But it didn’t stop there. I realized that in terms of all sports, I now mostly cheer for the smallest media market to triumph.
Not the underdog. Now that would be too American. I root for the smallest two cities, whether they’re favored or not.
San Francisco and Texas, yippee!
Boston & Los Angeles, well because I reside in Seattle, the NBA is dead to me. So I sat that particular series out.
Remember, I began this blog by questioning my own mental health.
But I wonder if there are at least a few other people out there who revel in the natural order of all things sporting gets messed with. In a world where the same people who argued that continuing unemployment insurance was going to add to the deficit, suddenly had no problems cutting taxes for billionaires.
In that world it’s odd how much fun it can be when the billionaires get stuck with a team in the big game that’s named after the Indian Packing Company, which provided the field where they practiced early in the last century.
I wasn’t always this cynical. There was a time when I didn’t live to see a billionaire stumble. But after watching Lehman Brothers, WAMU and AIG executives walk away with no accountability for their crimes, and able to keep all their ill gotten gains, well my cynicism level has dramatically increased.
Is it only me? Or do you find yourself enjoying another Chapter 11 filing by Donald Trump just a little too much. Or when a really rich person spends $120 million to run for office and gets beaten by a really old guy who used to date Linda Ronstadt.
Really I’m not trying to be too cynical here. But to paraphrase Lily Tomlin, it seems like these days no matter how cynical you are, it just never seems like enough.
And for all those disappointed fans in Chicago and New York, remember the great observation by Jerry Seinfield. They may seem like your team, but mostly you’re cheering for laundry. Especially with the lockout looming, most players really don’t feel as strongly as you do about the team you just painted your face for.
Will I be watching the Super Bowl? You bet, but mostly for the ads.

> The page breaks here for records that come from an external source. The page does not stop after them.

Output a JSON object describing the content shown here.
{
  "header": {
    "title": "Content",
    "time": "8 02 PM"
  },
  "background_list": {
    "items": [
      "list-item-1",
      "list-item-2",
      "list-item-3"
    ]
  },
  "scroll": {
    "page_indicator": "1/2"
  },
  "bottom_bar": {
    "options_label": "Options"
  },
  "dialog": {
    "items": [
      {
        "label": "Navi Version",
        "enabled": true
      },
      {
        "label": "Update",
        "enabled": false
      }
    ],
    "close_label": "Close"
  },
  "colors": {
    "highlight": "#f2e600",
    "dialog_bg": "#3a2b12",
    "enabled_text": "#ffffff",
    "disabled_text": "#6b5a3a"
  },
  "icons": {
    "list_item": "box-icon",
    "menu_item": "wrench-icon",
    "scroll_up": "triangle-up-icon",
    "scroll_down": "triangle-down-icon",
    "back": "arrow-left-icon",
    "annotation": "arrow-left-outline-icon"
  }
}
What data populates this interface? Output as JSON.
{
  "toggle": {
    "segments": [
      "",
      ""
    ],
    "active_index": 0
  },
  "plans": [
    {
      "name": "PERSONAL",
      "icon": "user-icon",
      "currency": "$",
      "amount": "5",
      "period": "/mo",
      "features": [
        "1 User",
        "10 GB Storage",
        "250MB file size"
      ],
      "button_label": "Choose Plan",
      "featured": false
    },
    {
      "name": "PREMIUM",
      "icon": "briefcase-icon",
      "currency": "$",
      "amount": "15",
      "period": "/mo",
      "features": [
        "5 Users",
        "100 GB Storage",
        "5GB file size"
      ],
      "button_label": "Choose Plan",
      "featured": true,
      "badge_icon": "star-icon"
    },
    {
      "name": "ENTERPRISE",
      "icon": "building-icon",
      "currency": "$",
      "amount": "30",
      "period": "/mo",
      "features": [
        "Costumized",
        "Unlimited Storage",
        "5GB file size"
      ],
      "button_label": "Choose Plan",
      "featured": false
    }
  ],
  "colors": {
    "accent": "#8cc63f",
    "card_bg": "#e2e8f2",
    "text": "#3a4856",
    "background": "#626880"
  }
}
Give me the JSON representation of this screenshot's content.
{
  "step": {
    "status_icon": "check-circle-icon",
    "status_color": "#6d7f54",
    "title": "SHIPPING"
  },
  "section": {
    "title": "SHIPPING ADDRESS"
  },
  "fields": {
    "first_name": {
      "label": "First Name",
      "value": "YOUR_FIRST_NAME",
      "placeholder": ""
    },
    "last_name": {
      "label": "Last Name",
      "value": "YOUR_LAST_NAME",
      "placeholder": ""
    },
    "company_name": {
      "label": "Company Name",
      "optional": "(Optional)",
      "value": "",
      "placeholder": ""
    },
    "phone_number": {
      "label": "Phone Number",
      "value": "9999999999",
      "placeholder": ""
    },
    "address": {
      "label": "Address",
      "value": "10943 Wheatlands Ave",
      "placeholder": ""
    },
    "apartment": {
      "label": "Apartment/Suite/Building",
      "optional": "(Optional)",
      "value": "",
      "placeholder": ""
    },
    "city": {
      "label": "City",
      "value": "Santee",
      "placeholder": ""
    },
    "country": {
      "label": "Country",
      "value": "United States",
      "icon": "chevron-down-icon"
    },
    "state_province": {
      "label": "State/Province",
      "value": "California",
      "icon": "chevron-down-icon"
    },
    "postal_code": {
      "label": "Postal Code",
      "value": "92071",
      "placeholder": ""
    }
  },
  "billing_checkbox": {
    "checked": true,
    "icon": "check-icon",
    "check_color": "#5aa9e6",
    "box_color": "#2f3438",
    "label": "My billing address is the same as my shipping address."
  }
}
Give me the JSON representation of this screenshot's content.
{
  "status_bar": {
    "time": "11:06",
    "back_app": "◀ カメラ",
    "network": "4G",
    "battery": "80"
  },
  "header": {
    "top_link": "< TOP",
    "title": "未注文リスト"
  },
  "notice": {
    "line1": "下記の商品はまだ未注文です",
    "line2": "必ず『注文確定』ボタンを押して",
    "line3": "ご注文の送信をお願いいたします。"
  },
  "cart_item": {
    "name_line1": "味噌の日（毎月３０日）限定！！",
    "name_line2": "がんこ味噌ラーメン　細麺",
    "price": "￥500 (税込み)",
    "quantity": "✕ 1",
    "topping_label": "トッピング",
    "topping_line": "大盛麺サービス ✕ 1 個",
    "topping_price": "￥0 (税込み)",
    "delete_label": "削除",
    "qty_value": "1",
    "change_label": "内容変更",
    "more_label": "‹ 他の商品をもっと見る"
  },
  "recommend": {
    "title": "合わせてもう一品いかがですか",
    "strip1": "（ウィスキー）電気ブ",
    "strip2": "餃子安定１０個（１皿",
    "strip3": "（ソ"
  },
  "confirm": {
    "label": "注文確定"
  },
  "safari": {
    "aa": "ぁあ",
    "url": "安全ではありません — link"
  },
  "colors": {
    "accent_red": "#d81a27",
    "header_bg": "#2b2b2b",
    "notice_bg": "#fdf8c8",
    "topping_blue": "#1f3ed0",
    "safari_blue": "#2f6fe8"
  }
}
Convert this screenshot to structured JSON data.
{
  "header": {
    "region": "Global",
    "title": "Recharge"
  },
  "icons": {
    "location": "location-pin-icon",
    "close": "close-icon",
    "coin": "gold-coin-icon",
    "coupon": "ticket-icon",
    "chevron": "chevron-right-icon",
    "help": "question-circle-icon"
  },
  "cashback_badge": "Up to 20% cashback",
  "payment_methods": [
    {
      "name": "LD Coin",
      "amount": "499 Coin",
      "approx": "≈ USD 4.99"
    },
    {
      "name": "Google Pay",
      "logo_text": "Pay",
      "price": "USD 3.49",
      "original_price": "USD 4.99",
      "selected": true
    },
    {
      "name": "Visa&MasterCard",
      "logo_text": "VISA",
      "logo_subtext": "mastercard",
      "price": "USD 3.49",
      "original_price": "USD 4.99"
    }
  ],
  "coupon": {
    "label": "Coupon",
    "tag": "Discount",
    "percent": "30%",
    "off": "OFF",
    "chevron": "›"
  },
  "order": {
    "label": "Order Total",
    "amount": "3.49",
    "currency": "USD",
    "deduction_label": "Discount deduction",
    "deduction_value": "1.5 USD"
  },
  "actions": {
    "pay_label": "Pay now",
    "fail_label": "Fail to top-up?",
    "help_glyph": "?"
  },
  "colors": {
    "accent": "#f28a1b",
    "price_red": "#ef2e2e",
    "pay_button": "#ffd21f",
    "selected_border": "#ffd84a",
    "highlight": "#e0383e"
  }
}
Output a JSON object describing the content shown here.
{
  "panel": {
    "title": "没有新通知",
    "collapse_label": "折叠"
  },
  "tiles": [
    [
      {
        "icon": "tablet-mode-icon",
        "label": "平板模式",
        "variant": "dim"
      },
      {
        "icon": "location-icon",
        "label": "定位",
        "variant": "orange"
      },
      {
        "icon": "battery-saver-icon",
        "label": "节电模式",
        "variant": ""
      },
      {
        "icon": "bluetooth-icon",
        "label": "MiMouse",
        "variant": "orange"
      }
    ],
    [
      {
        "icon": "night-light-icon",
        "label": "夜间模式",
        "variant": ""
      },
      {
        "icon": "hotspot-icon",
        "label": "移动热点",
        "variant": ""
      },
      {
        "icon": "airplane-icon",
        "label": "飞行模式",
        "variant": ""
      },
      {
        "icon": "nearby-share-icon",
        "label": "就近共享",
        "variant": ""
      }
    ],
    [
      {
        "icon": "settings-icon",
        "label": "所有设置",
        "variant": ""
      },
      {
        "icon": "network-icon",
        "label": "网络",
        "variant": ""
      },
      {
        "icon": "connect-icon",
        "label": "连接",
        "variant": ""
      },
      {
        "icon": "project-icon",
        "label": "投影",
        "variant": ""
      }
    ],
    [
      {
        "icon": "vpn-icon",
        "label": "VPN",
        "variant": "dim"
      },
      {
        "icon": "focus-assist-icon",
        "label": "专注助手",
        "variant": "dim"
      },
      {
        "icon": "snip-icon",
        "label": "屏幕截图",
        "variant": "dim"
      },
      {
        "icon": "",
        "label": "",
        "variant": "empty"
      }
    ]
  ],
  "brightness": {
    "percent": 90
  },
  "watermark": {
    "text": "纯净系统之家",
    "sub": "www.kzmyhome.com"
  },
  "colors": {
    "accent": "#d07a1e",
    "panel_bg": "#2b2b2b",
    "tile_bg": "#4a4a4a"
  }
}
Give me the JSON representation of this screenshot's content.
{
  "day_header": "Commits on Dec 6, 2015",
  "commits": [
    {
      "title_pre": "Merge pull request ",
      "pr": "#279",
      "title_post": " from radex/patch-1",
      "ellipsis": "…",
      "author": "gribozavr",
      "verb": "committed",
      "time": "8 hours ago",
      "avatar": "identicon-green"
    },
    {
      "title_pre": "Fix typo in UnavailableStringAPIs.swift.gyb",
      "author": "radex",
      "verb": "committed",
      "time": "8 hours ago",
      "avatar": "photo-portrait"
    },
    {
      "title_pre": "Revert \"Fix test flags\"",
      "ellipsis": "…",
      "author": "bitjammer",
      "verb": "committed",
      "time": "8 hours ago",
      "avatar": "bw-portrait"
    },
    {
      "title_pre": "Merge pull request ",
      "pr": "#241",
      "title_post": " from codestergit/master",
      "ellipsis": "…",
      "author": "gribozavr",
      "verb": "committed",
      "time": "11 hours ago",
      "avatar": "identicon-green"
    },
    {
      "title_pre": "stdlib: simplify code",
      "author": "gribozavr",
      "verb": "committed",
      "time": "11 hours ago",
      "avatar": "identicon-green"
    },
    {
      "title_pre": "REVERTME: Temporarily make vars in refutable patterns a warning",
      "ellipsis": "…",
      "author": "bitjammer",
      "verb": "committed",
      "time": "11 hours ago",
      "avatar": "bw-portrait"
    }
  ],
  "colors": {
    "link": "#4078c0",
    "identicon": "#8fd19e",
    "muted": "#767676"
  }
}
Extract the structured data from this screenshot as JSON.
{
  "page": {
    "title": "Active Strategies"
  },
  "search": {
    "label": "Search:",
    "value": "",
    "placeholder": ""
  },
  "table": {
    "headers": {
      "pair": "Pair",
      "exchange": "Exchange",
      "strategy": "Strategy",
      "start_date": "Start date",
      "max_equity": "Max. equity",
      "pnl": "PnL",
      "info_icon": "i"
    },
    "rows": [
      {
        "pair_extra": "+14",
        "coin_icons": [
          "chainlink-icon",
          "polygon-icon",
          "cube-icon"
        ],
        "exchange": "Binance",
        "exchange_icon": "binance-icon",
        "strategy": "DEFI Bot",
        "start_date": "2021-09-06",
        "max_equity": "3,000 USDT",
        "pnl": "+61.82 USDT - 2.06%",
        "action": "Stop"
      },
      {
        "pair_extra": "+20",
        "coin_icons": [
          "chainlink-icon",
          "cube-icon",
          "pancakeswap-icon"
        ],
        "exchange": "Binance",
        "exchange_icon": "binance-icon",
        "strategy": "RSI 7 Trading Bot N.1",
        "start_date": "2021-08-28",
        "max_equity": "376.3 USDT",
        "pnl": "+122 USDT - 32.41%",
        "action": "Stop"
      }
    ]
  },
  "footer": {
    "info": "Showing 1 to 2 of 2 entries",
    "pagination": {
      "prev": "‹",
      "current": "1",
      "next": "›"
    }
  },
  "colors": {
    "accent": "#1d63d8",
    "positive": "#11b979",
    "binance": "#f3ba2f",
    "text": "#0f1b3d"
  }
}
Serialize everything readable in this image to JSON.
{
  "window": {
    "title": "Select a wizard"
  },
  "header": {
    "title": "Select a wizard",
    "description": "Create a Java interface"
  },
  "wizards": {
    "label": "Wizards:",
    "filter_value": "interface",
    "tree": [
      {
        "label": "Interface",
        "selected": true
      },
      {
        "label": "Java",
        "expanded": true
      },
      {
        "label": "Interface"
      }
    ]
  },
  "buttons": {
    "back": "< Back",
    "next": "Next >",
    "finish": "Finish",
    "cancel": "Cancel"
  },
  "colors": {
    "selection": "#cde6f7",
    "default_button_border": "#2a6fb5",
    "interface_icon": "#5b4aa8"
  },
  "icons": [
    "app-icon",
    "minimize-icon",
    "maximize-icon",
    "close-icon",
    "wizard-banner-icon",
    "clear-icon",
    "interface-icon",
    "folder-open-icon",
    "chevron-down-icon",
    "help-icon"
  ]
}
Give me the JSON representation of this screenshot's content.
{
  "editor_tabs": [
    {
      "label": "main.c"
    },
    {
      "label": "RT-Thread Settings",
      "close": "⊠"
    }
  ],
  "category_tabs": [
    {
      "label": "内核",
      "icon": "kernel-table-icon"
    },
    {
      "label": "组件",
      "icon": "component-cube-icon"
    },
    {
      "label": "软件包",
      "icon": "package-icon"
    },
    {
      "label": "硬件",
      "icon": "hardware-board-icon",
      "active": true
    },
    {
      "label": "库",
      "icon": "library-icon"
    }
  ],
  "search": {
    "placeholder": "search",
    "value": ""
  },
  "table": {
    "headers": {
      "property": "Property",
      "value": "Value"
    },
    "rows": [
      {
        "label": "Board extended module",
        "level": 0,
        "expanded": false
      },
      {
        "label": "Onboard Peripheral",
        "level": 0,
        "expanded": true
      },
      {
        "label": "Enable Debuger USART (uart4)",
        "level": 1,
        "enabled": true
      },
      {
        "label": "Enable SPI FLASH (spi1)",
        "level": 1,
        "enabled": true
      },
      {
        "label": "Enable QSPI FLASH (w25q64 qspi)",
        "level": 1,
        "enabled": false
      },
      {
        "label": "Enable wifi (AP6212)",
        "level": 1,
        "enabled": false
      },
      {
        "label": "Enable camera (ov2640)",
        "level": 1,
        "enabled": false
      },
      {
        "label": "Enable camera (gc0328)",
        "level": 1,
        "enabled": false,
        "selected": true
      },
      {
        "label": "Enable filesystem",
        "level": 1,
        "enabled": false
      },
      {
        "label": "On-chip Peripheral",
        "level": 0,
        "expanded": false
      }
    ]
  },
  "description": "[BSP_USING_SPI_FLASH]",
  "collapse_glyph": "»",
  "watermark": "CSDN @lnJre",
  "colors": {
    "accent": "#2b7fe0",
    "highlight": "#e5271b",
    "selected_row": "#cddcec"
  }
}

About the Author: Bob Rosner is a best-selling author and award-winning journalist. For free job and work advice, check out the award-winning workplace911.com. Check the revised edition of his Wall Street Journal best seller, “The Boss’s Survival Guide.” If you have a question for Bob, contact him via firstname.lastname@example.org.